Shakespeare's London History Lives On If you take a vacation to London do something really different. Live Shakespeare's London's history today. The New Globe Theatre is a major London attraction for anyone taking a vacation to London. A tour of the New Globe theatre and a visit to the Bear Garden Museum will provide you with a real 'feel' for Shakespeare's London and its history. But your vacation and tour of London can take you much further. The history of the theatres that were prominent during the life of Shakespeare is fascinating and we have provided a London Map detailing the theatres that Shakespeare would have most certainly known and visited and quite probably have acted in - the history of London comes to life. Many will be surprised to know that original Elizabethan inn-yards still exist in London and are still in use as London pubs. We have provided details in the link to visiting the New Globe Theater - a London vacation with a difference - experience the secret history of the city. The history of Shakespeare will come to life - plan your tour and vacation around the many forgotten sites of Shakespeare's Secret London.
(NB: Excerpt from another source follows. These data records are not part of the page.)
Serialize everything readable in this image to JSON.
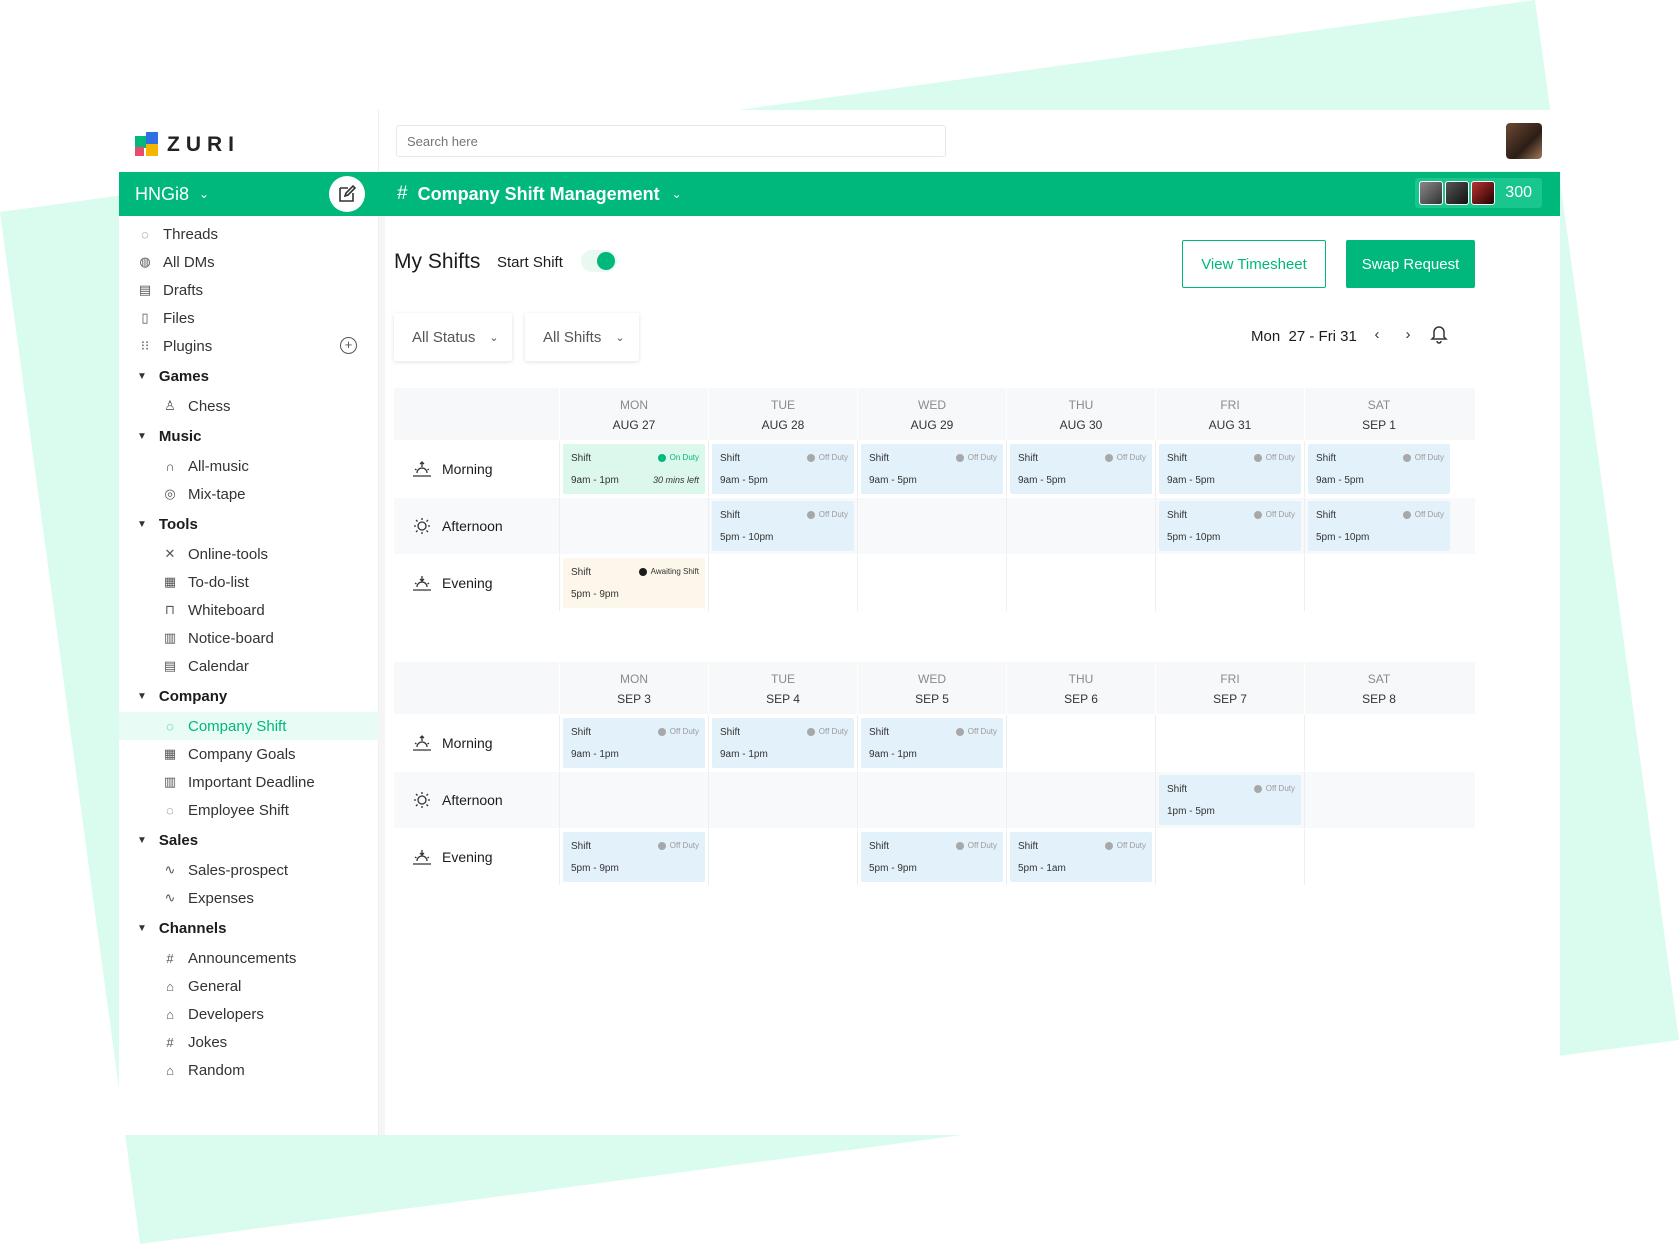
{
  "app": {
    "logo_text": "ZURI",
    "search_placeholder": "Search here"
  },
  "workspace": {
    "name": "HNGi8"
  },
  "colors": {
    "brand": "#00b87c",
    "offduty_card": "#e3f1fb",
    "onduty_card": "#dcf8ec",
    "awaiting_card": "#fdf6ea",
    "background_shape": "#dafcef"
  },
  "nav": {
    "top": [
      {
        "label": "Threads",
        "icon": "threads-icon"
      },
      {
        "label": "All DMs",
        "icon": "dms-icon"
      },
      {
        "label": "Drafts",
        "icon": "drafts-icon"
      },
      {
        "label": "Files",
        "icon": "files-icon"
      },
      {
        "label": "Plugins",
        "icon": "plugins-icon"
      }
    ],
    "sections": [
      {
        "title": "Games",
        "items": [
          {
            "label": "Chess",
            "icon": "chess-icon"
          }
        ]
      },
      {
        "title": "Music",
        "items": [
          {
            "label": "All-music",
            "icon": "headphones-icon"
          },
          {
            "label": "Mix-tape",
            "icon": "disc-icon"
          }
        ]
      },
      {
        "title": "Tools",
        "items": [
          {
            "label": "Online-tools",
            "icon": "tools-icon"
          },
          {
            "label": "To-do-list",
            "icon": "todo-icon"
          },
          {
            "label": "Whiteboard",
            "icon": "whiteboard-icon"
          },
          {
            "label": "Notice-board",
            "icon": "notice-icon"
          },
          {
            "label": "Calendar",
            "icon": "calendar-icon"
          }
        ]
      },
      {
        "title": "Company",
        "items": [
          {
            "label": "Company Shift",
            "icon": "shift-icon",
            "active": true
          },
          {
            "label": "Company Goals",
            "icon": "goals-icon"
          },
          {
            "label": "Important Deadline",
            "icon": "deadline-icon"
          },
          {
            "label": "Employee Shift",
            "icon": "shift-icon"
          }
        ]
      },
      {
        "title": "Sales",
        "items": [
          {
            "label": "Sales-prospect",
            "icon": "chart-icon"
          },
          {
            "label": "Expenses",
            "icon": "chart-icon"
          }
        ]
      },
      {
        "title": "Channels",
        "items": [
          {
            "label": "Announcements",
            "icon": "hash-icon"
          },
          {
            "label": "General",
            "icon": "lock-icon"
          },
          {
            "label": "Developers",
            "icon": "lock-icon"
          },
          {
            "label": "Jokes",
            "icon": "hash-icon"
          },
          {
            "label": "Random",
            "icon": "lock-icon"
          }
        ]
      }
    ]
  },
  "channel": {
    "name": "Company Shift Management",
    "member_count": "300"
  },
  "page": {
    "title": "My Shifts",
    "start_shift_label": "Start Shift",
    "view_timesheet_label": "View Timesheet",
    "swap_request_label": "Swap Request",
    "filter_status": "All Status",
    "filter_shifts": "All Shifts",
    "date_range": "Mon  27 - Fri 31"
  },
  "rows": [
    "Morning",
    "Afternoon",
    "Evening"
  ],
  "weeks": [
    {
      "days": [
        {
          "name": "MON",
          "date": "AUG 27"
        },
        {
          "name": "TUE",
          "date": "AUG 28"
        },
        {
          "name": "WED",
          "date": "AUG 29"
        },
        {
          "name": "THU",
          "date": "AUG 30"
        },
        {
          "name": "FRI",
          "date": "AUG 31"
        },
        {
          "name": "SAT",
          "date": "SEP 1"
        }
      ],
      "cells": [
        [
          {
            "label": "Shift",
            "time": "9am - 1pm",
            "status": "On Duty",
            "kind": "on",
            "note": "30 mins left"
          },
          {
            "label": "Shift",
            "time": "9am - 5pm",
            "status": "Off Duty",
            "kind": "off"
          },
          {
            "label": "Shift",
            "time": "9am - 5pm",
            "status": "Off Duty",
            "kind": "off"
          },
          {
            "label": "Shift",
            "time": "9am - 5pm",
            "status": "Off Duty",
            "kind": "off"
          },
          {
            "label": "Shift",
            "time": "9am - 5pm",
            "status": "Off Duty",
            "kind": "off"
          },
          {
            "label": "Shift",
            "time": "9am - 5pm",
            "status": "Off Duty",
            "kind": "off"
          }
        ],
        [
          null,
          {
            "label": "Shift",
            "time": "5pm - 10pm",
            "status": "Off Duty",
            "kind": "off"
          },
          null,
          null,
          {
            "label": "Shift",
            "time": "5pm - 10pm",
            "status": "Off Duty",
            "kind": "off"
          },
          {
            "label": "Shift",
            "time": "5pm - 10pm",
            "status": "Off Duty",
            "kind": "off"
          }
        ],
        [
          {
            "label": "Shift",
            "time": "5pm - 9pm",
            "status": "Awaiting Shift",
            "kind": "await"
          },
          null,
          null,
          null,
          null,
          null
        ]
      ]
    },
    {
      "days": [
        {
          "name": "MON",
          "date": "SEP 3"
        },
        {
          "name": "TUE",
          "date": "SEP 4"
        },
        {
          "name": "WED",
          "date": "SEP 5"
        },
        {
          "name": "THU",
          "date": "SEP 6"
        },
        {
          "name": "FRI",
          "date": "SEP 7"
        },
        {
          "name": "SAT",
          "date": "SEP 8"
        }
      ],
      "cells": [
        [
          {
            "label": "Shift",
            "time": "9am - 1pm",
            "status": "Off Duty",
            "kind": "off"
          },
          {
            "label": "Shift",
            "time": "9am - 1pm",
            "status": "Off Duty",
            "kind": "off"
          },
          {
            "label": "Shift",
            "time": "9am - 1pm",
            "status": "Off Duty",
            "kind": "off"
          },
          null,
          null,
          null
        ],
        [
          null,
          null,
          null,
          null,
          {
            "label": "Shift",
            "time": "1pm - 5pm",
            "status": "Off Duty",
            "kind": "off"
          },
          null
        ],
        [
          {
            "label": "Shift",
            "time": "5pm - 9pm",
            "status": "Off Duty",
            "kind": "off"
          },
          null,
          {
            "label": "Shift",
            "time": "5pm - 9pm",
            "status": "Off Duty",
            "kind": "off"
          },
          {
            "label": "Shift",
            "time": "5pm - 1am",
            "status": "Off Duty",
            "kind": "off"
          },
          null,
          null
        ]
      ]
    }
  ]
}
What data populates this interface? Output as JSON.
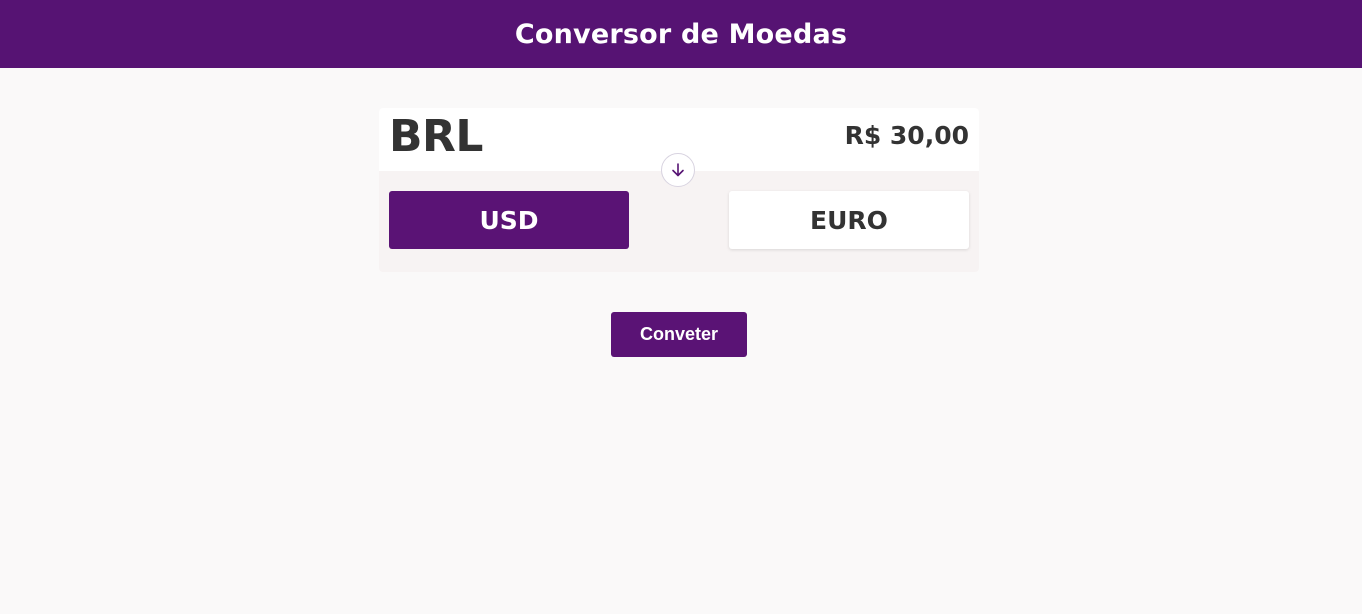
{
  "header": {
    "title": "Conversor de Moedas"
  },
  "converter": {
    "source_currency": "BRL",
    "amount": "R$ 30,00",
    "swap_icon": "arrow-down-icon",
    "target_options": [
      {
        "label": "USD",
        "selected": true
      },
      {
        "label": "EURO",
        "selected": false
      }
    ],
    "convert_label": "Conveter"
  },
  "colors": {
    "primary": "#561373",
    "text": "#333333",
    "background": "#faf9f9",
    "card_bottom": "#f7f3f3"
  }
}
The New London Globe Theater Timeline History - Dates - Shakespeare - Timeline - Bear Garden Museum - Sam Wanamaker - Reconstruction